Bohigas believed that the cumulative effect of small, “punctual” projects – often referred to as urban “acupuncture” – could be more effective than large-scale, complex initiatives that took years to implement and required budgets that did not exist in Spain’s fragile early democracy. This approach can be seen as a precursor to the current vogue for “tactical urbanism”, whereby small-scale improvements – pavement widening, outdoor seating, street closures, tree-planting – are implemented quickly and on a temporary basis in close cooperation with local communities.
In the 1960s and 70s, Bohigas was associated with Gauche Divine, a group of left-leaning intellectual bourgeois artists, film-makers, philosophers and artists who met regularly at the Boccaccio discotheque in Barcelona. Their spirit shaped not only his professional but also his social life. In the late 1970s, Bohigas and his partner, the landscape architect Beth Galí, turned their apartment in Plaça Reial – in what was then a run-down area of the old city – into a salon of international cultural exchange and heated debates on city politics.
Bohigas, often accompanied by whiskey and a cigar, would argue deep into the night with professionals and politicians of different generations and persuasions in one of the most beautiful squares at the very heart of his beloved city.
He is survived by Beth; by his wife, Isabel Arnau, from whom he was separated, and their five children, Josep, Gloria, María, Eulalia and Pere, nine grandchildren and a great-granddaughter.

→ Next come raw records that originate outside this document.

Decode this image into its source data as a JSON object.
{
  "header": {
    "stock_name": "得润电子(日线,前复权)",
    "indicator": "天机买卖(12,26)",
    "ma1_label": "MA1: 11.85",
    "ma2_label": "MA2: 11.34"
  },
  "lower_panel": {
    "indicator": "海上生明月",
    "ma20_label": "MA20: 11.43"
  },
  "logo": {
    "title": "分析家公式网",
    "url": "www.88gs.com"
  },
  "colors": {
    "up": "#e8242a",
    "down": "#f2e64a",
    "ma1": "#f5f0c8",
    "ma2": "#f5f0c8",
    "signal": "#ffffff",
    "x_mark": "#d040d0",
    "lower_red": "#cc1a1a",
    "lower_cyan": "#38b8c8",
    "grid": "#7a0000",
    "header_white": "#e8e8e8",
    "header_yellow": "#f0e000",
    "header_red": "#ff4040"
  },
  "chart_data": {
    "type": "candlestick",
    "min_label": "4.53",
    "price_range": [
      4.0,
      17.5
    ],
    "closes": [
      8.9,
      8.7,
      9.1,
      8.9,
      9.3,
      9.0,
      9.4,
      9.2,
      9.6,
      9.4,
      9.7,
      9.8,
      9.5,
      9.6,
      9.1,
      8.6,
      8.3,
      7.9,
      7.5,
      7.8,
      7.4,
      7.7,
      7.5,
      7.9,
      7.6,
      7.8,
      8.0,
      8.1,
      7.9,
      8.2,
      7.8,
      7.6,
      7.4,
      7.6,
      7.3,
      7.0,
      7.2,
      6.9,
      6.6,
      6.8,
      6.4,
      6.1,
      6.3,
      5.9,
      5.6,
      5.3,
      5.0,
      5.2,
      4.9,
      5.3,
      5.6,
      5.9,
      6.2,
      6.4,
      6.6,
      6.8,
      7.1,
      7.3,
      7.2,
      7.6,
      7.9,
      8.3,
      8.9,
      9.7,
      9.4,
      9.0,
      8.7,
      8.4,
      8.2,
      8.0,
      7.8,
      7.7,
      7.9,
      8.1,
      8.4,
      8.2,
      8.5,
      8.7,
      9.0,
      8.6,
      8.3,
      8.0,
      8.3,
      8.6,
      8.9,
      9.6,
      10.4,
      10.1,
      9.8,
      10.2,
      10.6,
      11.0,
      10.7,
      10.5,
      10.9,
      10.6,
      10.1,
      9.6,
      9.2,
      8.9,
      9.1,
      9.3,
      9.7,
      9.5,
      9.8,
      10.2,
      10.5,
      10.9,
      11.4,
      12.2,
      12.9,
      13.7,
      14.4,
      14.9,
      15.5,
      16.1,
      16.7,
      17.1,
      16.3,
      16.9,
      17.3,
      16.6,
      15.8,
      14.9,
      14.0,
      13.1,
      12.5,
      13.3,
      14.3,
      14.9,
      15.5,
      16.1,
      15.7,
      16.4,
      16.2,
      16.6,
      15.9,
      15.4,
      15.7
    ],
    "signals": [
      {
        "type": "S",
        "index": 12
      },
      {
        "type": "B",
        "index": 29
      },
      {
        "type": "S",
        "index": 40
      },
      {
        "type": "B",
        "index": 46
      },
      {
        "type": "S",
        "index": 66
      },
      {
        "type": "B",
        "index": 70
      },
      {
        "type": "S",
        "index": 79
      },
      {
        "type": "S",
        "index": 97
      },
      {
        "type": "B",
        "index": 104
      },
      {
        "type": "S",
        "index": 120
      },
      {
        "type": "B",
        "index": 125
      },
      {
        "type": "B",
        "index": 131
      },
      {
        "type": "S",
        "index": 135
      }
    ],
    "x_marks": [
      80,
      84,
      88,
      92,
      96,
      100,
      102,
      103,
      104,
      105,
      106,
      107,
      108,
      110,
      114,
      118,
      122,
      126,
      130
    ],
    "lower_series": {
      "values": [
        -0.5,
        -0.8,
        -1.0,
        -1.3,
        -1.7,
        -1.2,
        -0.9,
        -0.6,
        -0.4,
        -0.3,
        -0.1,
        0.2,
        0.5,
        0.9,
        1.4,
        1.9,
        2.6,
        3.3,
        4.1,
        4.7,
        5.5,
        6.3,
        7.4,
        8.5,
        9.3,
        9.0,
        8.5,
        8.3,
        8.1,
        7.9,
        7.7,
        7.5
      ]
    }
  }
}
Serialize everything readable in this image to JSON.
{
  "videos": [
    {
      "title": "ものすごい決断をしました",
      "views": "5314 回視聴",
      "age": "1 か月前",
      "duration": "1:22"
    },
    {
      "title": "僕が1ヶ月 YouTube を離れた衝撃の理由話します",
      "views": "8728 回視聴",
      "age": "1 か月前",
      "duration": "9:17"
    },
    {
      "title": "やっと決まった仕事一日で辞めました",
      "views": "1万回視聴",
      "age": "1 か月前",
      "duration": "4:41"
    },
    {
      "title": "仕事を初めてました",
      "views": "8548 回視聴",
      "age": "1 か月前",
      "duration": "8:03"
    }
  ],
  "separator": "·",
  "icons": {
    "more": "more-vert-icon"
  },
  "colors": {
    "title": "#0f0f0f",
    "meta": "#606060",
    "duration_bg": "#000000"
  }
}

Oriol Bohigas i Guardiola, architect, born 20 December 1925; died 30 November 2021